You wrote a musical, “The Kid” which ran in an off-Broadway production in 2010 and received five Drama Desk Award nominations in 2011. Was that writing process different than writing the screenplay that became Feud?
Musicals are actually structurally closer to screenplays, which are visual and action-driven than to plays. As in a screenplay, there needs to be a dramatic question that is woven through the story. In musicals, you need a character with a strong want and the character must reach the point where he can no longer just say what he or she needs to say. He or she needs to sing it.
Do you have any hobbies you can share, that might surprise people?
I love to swim and so does Jaffe and we find that it is a way to get the endorphins into your body to get back to writing. Plus, water is very womb-like so it loosens up the imagination.
If you could give a word to describe your publishing journey what would it be and why?
Consistency. For many years when I wasn’t doing as well professionally as I am now, I had to remember that I like to write and consistently do it. I’d also read a lot and go to the movies with people who wanted to talk about the movies. This is also my hobby in a lot of ways. Every day I remember I’m lucky to be doing what I love.
What is your next project?
We have five projects going on. One we are excited about is a screenplay about Vivian Leigh and Lawrence Olivier. The other are really thrilling television projects, that haven’t yet been announced. I’m also writing several projects myself, including a new musical.

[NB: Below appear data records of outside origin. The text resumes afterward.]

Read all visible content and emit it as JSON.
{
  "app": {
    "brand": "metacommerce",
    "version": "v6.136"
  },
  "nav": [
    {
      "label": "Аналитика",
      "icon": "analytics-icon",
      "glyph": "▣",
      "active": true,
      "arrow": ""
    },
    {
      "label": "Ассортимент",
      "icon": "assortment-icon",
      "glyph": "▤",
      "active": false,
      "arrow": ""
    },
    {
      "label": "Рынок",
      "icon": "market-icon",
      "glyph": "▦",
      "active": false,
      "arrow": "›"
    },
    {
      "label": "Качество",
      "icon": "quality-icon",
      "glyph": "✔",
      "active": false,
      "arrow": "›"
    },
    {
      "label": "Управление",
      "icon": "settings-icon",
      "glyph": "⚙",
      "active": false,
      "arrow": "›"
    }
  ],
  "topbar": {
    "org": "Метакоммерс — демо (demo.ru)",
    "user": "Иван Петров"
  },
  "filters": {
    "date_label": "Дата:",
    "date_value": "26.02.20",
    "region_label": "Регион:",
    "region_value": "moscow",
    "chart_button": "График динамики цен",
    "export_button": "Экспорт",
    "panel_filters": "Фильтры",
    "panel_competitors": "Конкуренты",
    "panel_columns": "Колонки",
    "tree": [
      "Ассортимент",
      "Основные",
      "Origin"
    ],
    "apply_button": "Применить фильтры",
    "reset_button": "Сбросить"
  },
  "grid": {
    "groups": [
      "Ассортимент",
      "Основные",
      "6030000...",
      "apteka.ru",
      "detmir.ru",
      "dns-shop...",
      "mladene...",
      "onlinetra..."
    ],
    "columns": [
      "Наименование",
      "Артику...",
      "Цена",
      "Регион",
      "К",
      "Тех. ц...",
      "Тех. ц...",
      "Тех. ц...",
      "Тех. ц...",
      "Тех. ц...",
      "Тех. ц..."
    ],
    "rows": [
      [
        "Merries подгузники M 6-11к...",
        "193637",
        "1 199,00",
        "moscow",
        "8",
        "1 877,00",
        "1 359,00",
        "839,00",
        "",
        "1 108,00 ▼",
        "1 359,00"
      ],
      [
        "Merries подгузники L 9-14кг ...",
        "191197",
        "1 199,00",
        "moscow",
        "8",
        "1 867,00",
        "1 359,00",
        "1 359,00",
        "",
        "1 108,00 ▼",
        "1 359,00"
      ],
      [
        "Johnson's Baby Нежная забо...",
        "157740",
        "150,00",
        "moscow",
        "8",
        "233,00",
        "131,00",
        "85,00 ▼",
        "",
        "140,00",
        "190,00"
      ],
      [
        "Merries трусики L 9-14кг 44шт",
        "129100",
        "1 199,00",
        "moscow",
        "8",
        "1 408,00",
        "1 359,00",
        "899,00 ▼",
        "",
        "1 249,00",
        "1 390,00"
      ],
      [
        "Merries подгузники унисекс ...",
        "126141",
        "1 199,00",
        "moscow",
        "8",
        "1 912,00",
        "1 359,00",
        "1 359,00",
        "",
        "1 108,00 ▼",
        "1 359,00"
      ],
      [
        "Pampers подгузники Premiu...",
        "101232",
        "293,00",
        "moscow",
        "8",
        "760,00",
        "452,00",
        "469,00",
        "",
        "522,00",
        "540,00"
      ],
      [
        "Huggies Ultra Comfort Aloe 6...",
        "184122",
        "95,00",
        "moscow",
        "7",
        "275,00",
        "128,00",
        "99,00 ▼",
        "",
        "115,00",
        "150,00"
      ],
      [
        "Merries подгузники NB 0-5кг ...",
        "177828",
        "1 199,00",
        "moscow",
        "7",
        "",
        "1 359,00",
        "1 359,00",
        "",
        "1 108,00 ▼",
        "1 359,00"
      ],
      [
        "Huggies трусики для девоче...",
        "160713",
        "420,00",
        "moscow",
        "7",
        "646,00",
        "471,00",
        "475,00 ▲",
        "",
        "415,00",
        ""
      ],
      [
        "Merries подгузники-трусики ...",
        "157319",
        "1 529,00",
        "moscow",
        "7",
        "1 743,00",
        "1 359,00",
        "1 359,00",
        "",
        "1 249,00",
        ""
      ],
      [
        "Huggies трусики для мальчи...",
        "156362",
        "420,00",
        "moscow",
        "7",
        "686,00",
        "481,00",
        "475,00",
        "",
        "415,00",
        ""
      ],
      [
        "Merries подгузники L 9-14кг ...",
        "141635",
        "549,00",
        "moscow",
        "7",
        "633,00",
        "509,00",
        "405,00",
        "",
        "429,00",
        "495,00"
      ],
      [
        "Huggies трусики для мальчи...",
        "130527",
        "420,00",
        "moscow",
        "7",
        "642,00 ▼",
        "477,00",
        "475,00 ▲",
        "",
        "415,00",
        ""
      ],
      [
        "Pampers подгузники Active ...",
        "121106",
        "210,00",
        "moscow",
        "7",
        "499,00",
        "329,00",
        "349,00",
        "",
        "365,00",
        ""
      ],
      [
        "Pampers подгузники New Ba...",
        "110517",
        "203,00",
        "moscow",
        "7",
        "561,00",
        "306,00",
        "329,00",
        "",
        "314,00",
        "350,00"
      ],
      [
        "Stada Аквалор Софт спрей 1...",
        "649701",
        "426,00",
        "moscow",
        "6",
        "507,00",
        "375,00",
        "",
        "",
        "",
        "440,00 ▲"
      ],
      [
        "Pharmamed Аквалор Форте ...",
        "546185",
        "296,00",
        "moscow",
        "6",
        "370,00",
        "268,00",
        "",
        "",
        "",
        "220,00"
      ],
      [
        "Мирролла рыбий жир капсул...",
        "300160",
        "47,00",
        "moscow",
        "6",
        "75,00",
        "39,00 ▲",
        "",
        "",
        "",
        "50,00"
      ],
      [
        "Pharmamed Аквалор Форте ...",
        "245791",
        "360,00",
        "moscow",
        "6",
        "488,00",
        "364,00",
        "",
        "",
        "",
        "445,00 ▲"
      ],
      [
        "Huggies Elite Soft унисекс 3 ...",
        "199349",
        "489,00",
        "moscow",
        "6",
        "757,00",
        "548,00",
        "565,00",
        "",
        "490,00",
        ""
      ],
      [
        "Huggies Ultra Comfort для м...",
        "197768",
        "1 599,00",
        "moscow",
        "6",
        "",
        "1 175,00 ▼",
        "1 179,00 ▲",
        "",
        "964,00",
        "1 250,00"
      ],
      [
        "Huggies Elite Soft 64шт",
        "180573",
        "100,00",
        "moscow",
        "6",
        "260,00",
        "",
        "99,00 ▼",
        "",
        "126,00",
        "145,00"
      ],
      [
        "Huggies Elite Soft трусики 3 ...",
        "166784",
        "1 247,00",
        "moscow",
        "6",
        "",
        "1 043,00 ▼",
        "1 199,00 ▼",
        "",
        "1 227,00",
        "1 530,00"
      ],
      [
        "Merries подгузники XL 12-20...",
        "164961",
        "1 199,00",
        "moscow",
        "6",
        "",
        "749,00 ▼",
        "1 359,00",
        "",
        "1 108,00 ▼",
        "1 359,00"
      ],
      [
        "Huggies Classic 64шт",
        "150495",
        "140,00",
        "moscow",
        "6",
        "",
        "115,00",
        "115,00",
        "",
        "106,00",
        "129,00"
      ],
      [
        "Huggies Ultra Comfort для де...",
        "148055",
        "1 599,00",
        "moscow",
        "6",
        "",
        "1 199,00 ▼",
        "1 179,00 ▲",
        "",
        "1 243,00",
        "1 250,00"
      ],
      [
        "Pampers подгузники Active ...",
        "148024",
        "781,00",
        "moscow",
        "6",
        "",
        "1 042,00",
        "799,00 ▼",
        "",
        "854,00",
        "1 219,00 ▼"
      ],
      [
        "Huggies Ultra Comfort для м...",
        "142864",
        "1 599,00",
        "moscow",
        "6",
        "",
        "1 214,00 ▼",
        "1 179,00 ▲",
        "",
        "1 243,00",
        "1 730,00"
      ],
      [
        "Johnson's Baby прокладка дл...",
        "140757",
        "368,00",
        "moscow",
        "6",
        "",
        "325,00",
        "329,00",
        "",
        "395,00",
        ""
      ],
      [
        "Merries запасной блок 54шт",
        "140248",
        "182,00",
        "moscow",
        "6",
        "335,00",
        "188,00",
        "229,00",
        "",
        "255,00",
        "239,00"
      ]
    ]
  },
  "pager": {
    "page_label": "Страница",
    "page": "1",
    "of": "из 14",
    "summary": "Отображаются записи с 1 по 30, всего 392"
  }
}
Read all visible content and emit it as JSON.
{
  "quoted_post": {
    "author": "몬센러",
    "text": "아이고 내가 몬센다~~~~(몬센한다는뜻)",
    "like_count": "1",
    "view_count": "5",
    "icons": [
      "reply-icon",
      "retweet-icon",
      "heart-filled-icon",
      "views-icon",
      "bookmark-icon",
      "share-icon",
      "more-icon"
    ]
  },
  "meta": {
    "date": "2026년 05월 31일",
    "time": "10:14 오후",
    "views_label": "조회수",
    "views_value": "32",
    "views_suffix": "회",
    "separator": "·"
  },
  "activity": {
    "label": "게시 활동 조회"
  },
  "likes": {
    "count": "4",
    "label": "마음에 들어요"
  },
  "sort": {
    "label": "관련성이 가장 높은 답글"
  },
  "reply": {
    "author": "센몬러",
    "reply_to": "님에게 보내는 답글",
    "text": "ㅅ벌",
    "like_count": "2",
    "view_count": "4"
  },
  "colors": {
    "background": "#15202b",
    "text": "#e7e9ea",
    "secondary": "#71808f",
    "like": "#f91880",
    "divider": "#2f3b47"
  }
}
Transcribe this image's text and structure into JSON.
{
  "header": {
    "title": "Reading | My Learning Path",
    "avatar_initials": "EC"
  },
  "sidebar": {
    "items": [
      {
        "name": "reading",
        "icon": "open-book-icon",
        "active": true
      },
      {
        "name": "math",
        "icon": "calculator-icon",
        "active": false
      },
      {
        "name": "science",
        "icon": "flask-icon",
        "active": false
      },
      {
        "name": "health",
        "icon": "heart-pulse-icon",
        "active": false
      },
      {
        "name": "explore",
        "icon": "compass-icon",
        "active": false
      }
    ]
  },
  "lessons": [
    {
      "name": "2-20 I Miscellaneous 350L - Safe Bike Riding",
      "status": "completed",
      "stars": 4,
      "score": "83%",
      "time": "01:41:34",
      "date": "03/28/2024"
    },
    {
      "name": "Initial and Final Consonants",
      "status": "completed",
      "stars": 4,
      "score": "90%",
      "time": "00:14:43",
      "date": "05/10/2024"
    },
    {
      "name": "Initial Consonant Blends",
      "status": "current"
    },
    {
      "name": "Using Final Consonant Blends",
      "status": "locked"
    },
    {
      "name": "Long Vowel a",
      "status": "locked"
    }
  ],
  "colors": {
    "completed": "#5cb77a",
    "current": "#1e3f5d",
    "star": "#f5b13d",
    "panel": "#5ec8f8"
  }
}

It’s been a great year.
Learn more about screenwriting, TV writing and adapting books for the screen in services and from The Writer's Store, including the upcoming webinar Writing the Dark Comedy. The webinar deconstructs and examines the Dark Comedy (or "Black Comedy") genre, what the conventions of the genre are, how they succeed in creating a unique blend of horror, shock-value and comedy.